Copy each line below that includes "icon".

╭─ THE RECORDS

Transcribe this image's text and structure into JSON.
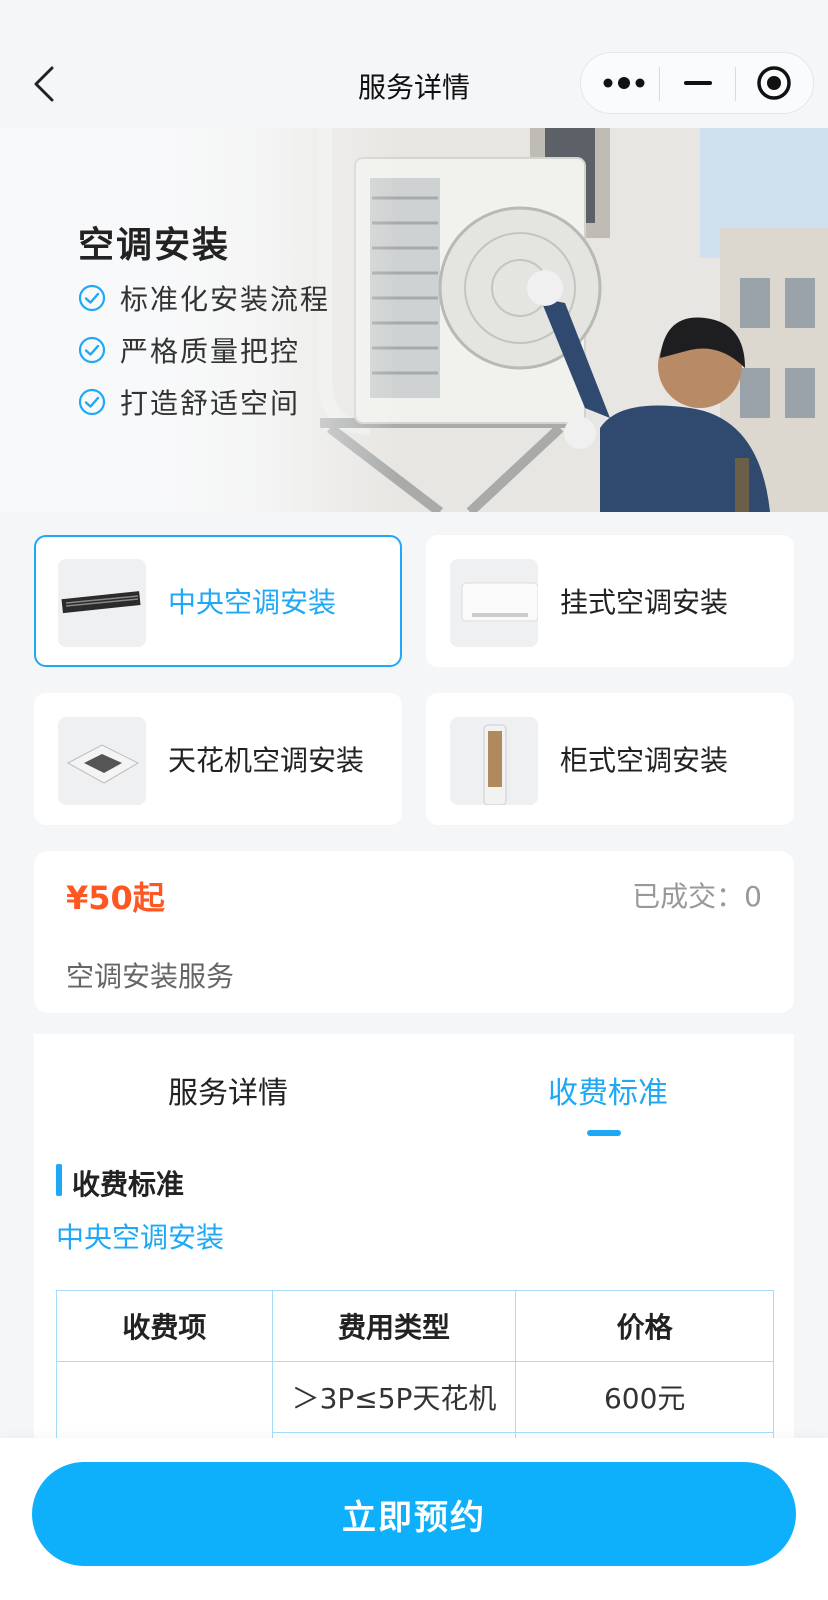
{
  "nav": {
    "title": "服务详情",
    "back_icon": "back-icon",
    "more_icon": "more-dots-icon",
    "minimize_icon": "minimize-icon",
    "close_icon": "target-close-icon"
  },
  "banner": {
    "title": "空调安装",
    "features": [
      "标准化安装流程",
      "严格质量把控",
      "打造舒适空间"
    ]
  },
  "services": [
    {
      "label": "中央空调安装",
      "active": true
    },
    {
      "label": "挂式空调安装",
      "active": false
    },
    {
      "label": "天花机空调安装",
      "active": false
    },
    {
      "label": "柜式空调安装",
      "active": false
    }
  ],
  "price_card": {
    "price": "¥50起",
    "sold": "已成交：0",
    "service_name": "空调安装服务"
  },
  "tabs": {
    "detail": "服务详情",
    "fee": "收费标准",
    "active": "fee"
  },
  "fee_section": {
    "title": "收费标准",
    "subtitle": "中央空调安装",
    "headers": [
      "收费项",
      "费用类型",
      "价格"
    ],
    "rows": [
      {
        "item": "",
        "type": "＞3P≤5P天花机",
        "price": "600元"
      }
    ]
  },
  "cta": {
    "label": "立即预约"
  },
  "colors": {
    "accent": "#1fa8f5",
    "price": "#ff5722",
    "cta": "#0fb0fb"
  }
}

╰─

_RESPONSE AREA_
    "back_icon": "back-icon",
    "more_icon": "more-dots-icon",
    "minimize_icon": "minimize-icon",
    "close_icon": "target-close-icon"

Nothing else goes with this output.